On 20 March 2019 the Act came into force. It is designed to ensure that all rented accommodation is fit for human habitation and to strengthen tenants’ means of redress against the minority of landlords who do not fulfil their legal obligations to keep their properties safe.
The Act gives tenants powers to take their landlords who fail in the legal obligations to court for breach of contract, force them to carry out improvement works and claim compensation. Landlords can potentially be sued for damages for the entire length of the contract.
Guidance for landlords
The Government has provided guidance and advice to landlords of domestic rented properties about the minimum standards required to let domestic property under the Homes (Fitness for Human Habitation) Act 2018.
There are no new obligations for landlords under this Act; the legislation requires landlords to ensure that they are meeting their existing responsibilities with regards to property standards and safety.
Guidance for tenants
Your landlord must make sure that your home is ’fit for human habitation’, which means that it’s safe, healthy and free from things that could cause you or anyone else in your household serious harm. For example, if your house or flat is too cold and you can’t heat it, this can affect your health.

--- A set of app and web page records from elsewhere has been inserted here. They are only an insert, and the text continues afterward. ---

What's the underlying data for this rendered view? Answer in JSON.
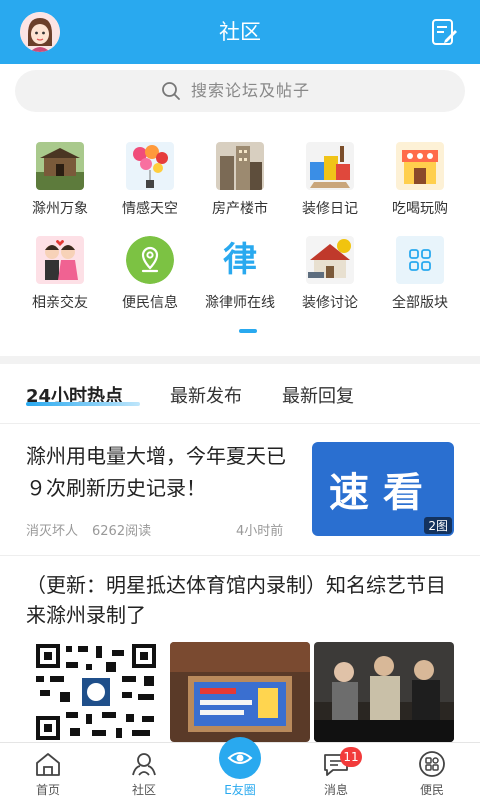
{
  "header": {
    "title": "社区"
  },
  "search": {
    "placeholder": "搜索论坛及帖子"
  },
  "grid": {
    "items": [
      {
        "label": "滁州万象",
        "icon": "city-gate-icon"
      },
      {
        "label": "情感天空",
        "icon": "balloons-icon"
      },
      {
        "label": "房产楼市",
        "icon": "buildings-icon"
      },
      {
        "label": "装修日记",
        "icon": "paint-cans-icon"
      },
      {
        "label": "吃喝玩购",
        "icon": "shopping-food-icon"
      },
      {
        "label": "相亲交友",
        "icon": "couple-icon"
      },
      {
        "label": "便民信息",
        "icon": "location-pin-icon"
      },
      {
        "label": "滁律师在线",
        "icon": "law-character-icon",
        "glyph": "律"
      },
      {
        "label": "装修讨论",
        "icon": "house-tools-icon"
      },
      {
        "label": "全部版块",
        "icon": "grid-icon"
      }
    ]
  },
  "tabs": [
    {
      "label": "24小时热点",
      "active": true
    },
    {
      "label": "最新发布",
      "active": false
    },
    {
      "label": "最新回复",
      "active": false
    }
  ],
  "posts": [
    {
      "title": "滁州用电量大增，今年夏天已９次刷新历史记录！",
      "author": "消灭坏人",
      "reads": "6262阅读",
      "time": "4小时前",
      "image_text": "速看",
      "image_count": "2图"
    },
    {
      "title": "（更新：明星抵达体育馆内录制）知名综艺节目来滁州录制了"
    }
  ],
  "bottom_nav": [
    {
      "label": "首页",
      "icon": "home-icon"
    },
    {
      "label": "社区",
      "icon": "community-icon"
    },
    {
      "label": "E友圈",
      "icon": "eye-circle-icon",
      "active": true
    },
    {
      "label": "消息",
      "icon": "message-icon",
      "badge": "11"
    },
    {
      "label": "便民",
      "icon": "services-grid-icon"
    }
  ],
  "colors": {
    "primary": "#29a9ef",
    "badge": "#f23b3b"
  }
}
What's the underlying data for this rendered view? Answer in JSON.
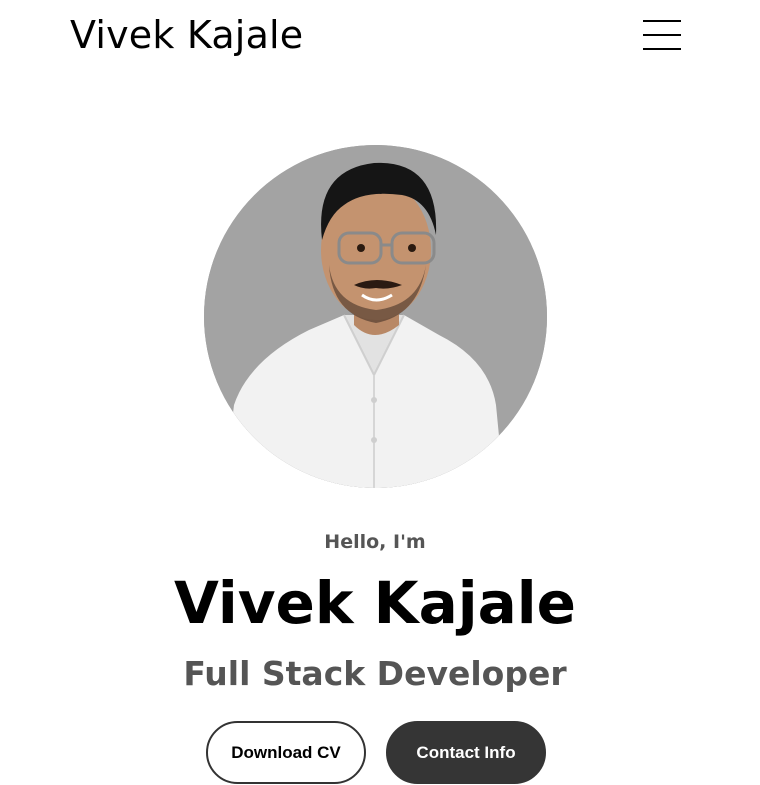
{
  "header": {
    "logo_text": "Vivek Kajale",
    "menu_icon": "hamburger-menu-icon"
  },
  "profile": {
    "photo_alt": "Profile photo",
    "background_color": "#a3a3a3"
  },
  "hero": {
    "greeting": "Hello, I'm",
    "name": "Vivek Kajale",
    "title": "Full Stack Developer"
  },
  "buttons": {
    "download_cv": "Download CV",
    "contact_info": "Contact Info"
  },
  "colors": {
    "dark_button": "#353535",
    "subtitle_text": "#555555"
  }
}
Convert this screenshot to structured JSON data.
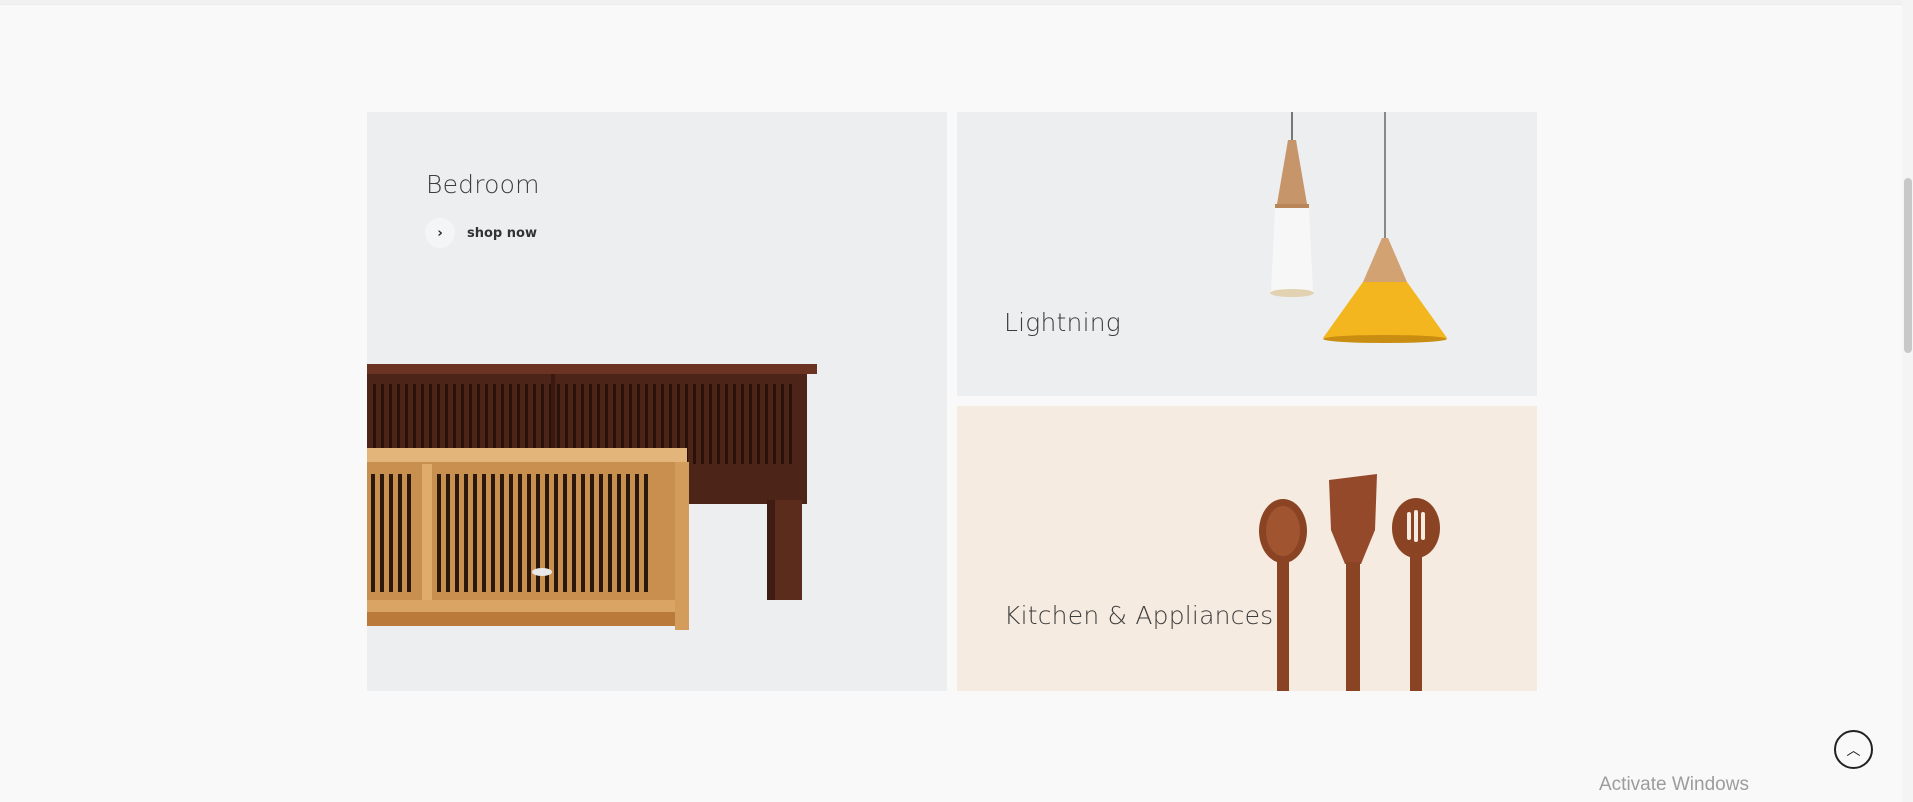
{
  "banners": {
    "bedroom": {
      "title": "Bedroom",
      "link_label": "shop now",
      "link_icon": "chevron-right-icon"
    },
    "lighting": {
      "title": "Lightning"
    },
    "kitchen": {
      "title": "Kitchen & Appliances"
    }
  },
  "scroll_top": {
    "icon": "chevron-up-icon",
    "glyph": "︿"
  },
  "watermark": {
    "text": "Activate Windows"
  },
  "colors": {
    "page_bg": "#f9f9f9",
    "banner_gray": "#eceef0",
    "banner_cream": "#f6ebe0",
    "lamp_yellow": "#f3b61f",
    "wood_dark": "#5e2e1c",
    "wood_light": "#d8a35e"
  }
}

The Government has provided useful guidance and advice to tenants on this Act.